[Material provided — start]
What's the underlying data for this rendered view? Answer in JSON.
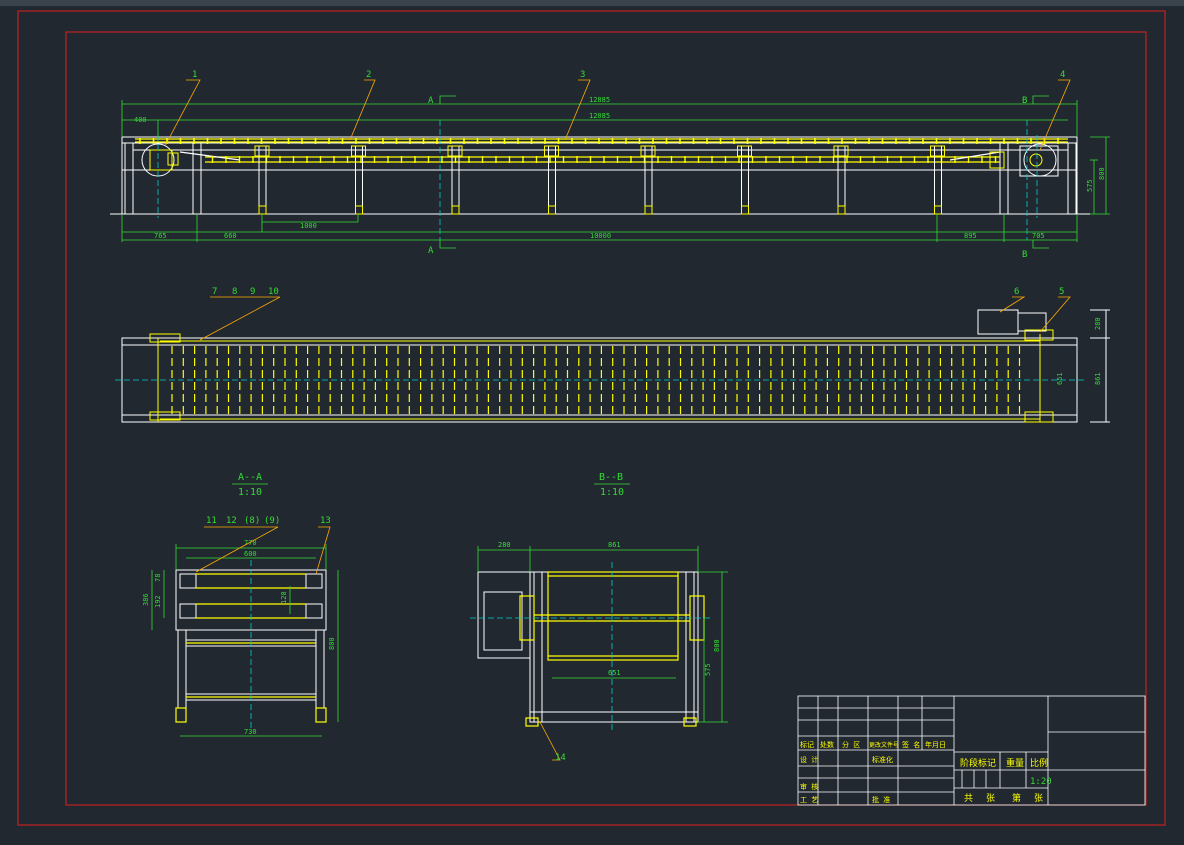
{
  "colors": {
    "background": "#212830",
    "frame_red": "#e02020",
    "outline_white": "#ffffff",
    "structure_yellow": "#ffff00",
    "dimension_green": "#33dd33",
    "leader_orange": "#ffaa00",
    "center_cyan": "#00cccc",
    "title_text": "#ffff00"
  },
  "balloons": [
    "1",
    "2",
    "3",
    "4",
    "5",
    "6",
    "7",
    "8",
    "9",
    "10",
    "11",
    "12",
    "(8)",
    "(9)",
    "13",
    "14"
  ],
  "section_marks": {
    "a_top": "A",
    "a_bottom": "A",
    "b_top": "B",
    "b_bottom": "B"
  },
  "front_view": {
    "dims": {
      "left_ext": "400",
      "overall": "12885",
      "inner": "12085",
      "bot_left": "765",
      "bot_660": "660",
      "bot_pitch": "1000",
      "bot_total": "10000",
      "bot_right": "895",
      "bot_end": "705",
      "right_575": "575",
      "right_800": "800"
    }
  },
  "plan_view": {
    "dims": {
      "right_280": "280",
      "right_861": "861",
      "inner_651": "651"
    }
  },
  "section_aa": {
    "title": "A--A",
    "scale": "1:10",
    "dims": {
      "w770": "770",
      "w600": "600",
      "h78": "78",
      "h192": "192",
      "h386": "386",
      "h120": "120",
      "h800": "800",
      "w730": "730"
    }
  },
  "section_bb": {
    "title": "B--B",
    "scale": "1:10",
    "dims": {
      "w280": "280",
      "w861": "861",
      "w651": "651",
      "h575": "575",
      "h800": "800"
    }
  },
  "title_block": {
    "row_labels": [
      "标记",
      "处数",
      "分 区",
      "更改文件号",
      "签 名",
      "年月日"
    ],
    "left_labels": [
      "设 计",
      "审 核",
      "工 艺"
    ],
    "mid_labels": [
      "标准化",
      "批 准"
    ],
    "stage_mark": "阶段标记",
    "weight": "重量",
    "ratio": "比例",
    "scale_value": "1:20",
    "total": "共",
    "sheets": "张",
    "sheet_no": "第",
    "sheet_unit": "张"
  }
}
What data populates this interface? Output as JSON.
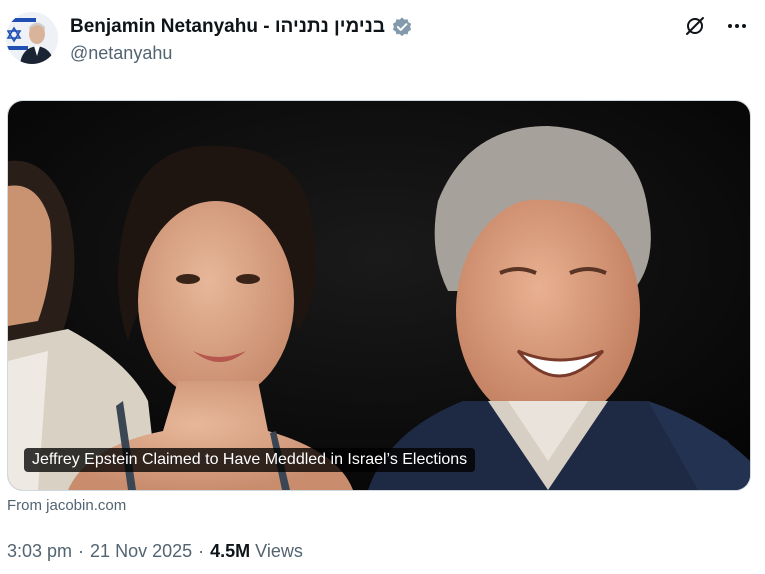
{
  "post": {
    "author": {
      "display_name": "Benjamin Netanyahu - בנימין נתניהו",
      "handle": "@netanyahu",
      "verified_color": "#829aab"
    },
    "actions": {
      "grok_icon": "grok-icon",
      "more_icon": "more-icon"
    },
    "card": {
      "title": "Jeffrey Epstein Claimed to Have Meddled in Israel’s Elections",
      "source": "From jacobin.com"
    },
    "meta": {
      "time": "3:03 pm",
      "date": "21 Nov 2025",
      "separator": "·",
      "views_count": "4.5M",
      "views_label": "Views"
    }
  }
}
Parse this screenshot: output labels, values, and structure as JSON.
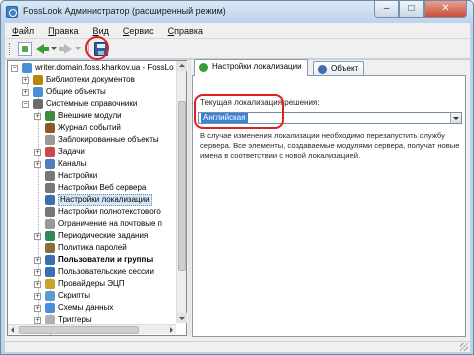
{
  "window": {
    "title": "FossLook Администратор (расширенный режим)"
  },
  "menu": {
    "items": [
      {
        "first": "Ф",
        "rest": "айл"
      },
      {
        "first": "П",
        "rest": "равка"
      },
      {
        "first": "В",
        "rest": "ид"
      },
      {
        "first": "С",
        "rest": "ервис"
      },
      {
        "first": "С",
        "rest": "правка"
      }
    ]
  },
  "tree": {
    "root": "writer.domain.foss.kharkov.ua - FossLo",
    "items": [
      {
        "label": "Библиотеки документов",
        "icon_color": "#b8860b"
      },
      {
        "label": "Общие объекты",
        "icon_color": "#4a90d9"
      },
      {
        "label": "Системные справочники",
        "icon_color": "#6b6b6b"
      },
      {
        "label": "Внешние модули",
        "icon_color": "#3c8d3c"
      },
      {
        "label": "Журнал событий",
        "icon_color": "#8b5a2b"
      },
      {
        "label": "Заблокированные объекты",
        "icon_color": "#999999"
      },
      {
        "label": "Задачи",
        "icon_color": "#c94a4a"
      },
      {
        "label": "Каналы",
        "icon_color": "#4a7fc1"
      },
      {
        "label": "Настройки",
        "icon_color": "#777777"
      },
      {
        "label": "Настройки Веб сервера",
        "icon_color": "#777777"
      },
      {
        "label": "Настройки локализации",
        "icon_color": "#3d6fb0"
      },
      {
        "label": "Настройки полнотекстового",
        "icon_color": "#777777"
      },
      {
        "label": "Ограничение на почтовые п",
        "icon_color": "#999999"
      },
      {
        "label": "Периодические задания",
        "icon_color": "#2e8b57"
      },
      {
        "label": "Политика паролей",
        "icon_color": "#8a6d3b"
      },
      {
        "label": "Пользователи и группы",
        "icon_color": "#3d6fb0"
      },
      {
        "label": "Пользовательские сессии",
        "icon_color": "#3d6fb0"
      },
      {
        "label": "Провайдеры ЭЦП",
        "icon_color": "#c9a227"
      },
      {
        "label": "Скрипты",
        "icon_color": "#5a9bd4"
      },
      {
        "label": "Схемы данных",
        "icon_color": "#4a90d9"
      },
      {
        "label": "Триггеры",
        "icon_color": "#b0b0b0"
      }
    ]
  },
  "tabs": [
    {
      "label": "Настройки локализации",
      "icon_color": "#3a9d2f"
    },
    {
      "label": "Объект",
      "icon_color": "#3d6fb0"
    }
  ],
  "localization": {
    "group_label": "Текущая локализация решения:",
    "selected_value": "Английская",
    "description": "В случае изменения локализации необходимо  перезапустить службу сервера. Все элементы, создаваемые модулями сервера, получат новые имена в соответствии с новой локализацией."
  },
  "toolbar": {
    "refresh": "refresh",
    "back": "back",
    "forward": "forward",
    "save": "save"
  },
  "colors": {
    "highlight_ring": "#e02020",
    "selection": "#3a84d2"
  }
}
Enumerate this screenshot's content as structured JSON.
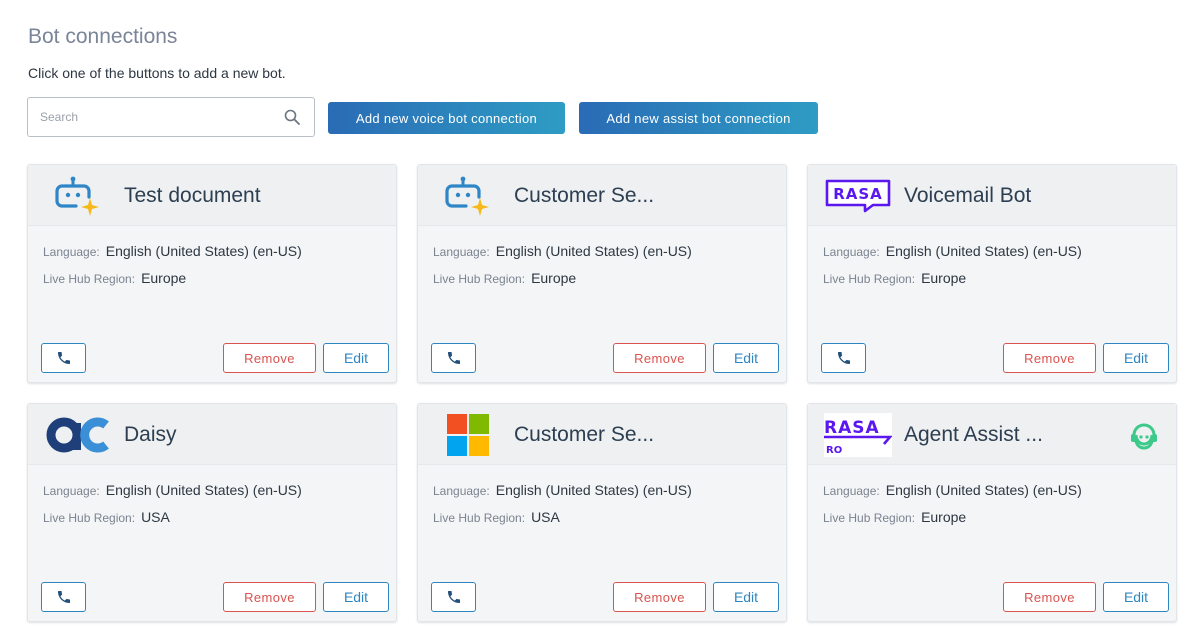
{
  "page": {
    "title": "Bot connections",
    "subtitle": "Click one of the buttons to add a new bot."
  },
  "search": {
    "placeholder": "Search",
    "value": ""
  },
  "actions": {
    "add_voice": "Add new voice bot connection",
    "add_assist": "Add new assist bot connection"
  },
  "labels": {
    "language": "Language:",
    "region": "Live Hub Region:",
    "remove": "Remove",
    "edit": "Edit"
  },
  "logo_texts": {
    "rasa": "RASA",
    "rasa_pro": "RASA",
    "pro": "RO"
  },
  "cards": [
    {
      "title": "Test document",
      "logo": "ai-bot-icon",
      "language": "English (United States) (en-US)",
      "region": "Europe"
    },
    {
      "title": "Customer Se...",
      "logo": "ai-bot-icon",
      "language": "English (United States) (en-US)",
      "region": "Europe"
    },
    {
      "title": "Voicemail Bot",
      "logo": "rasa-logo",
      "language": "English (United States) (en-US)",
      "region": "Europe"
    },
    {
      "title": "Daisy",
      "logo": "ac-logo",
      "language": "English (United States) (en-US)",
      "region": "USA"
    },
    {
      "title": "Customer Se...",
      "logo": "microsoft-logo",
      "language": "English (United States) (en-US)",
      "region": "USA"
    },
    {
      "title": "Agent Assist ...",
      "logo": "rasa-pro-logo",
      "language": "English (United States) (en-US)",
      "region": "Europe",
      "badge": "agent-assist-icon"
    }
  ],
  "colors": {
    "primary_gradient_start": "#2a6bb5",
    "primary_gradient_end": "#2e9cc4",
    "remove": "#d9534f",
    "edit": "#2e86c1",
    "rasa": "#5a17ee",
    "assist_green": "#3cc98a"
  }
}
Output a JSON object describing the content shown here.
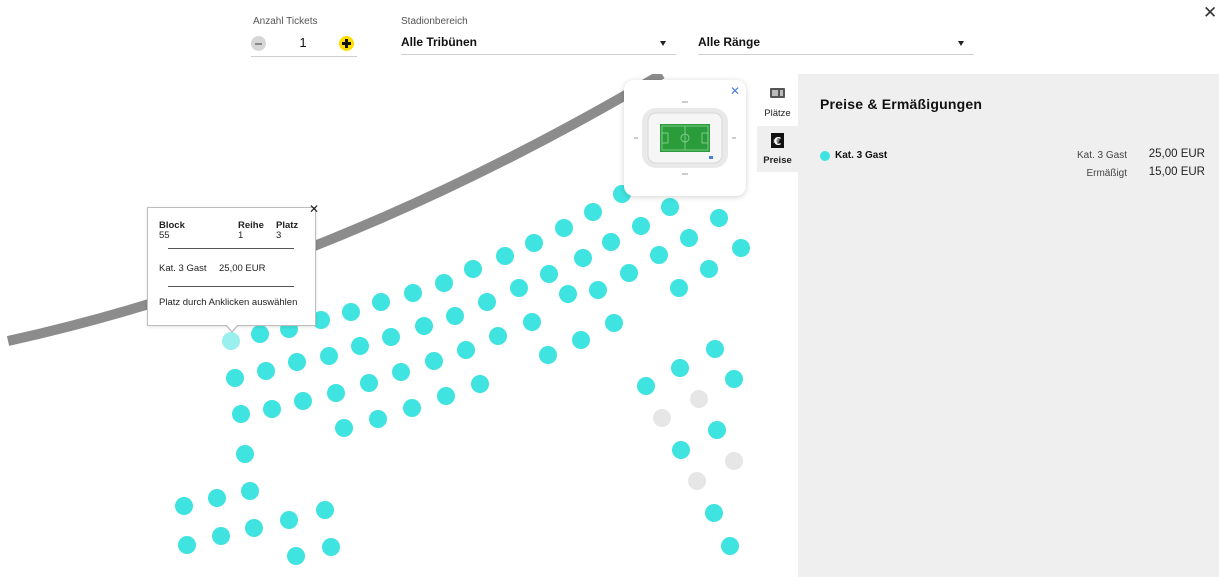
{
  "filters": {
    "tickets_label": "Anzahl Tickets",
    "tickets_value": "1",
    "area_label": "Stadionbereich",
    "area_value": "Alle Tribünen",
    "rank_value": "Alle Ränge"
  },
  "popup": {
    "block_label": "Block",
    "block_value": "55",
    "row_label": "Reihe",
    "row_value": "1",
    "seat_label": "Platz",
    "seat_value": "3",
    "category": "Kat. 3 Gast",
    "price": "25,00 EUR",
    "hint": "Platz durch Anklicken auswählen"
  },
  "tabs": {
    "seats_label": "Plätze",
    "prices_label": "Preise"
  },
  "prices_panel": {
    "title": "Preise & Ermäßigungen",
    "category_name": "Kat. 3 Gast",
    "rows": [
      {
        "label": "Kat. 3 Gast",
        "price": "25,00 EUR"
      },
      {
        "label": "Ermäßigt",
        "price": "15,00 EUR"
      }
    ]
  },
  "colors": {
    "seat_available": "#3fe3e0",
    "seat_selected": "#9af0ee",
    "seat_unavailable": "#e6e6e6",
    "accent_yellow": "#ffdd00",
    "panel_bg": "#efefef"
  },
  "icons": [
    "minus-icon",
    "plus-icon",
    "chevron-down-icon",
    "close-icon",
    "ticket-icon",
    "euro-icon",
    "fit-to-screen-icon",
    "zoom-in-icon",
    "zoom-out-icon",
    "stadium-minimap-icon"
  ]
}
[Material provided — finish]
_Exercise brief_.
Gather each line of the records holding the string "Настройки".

_Answer to this exercise_.
        "label": "Настройки",
        "label": "Настройки Веб сервера",
        "label": "Настройки локализации",
        "label": "Настройки полнотекстового",
      "label": "Настройки локализации",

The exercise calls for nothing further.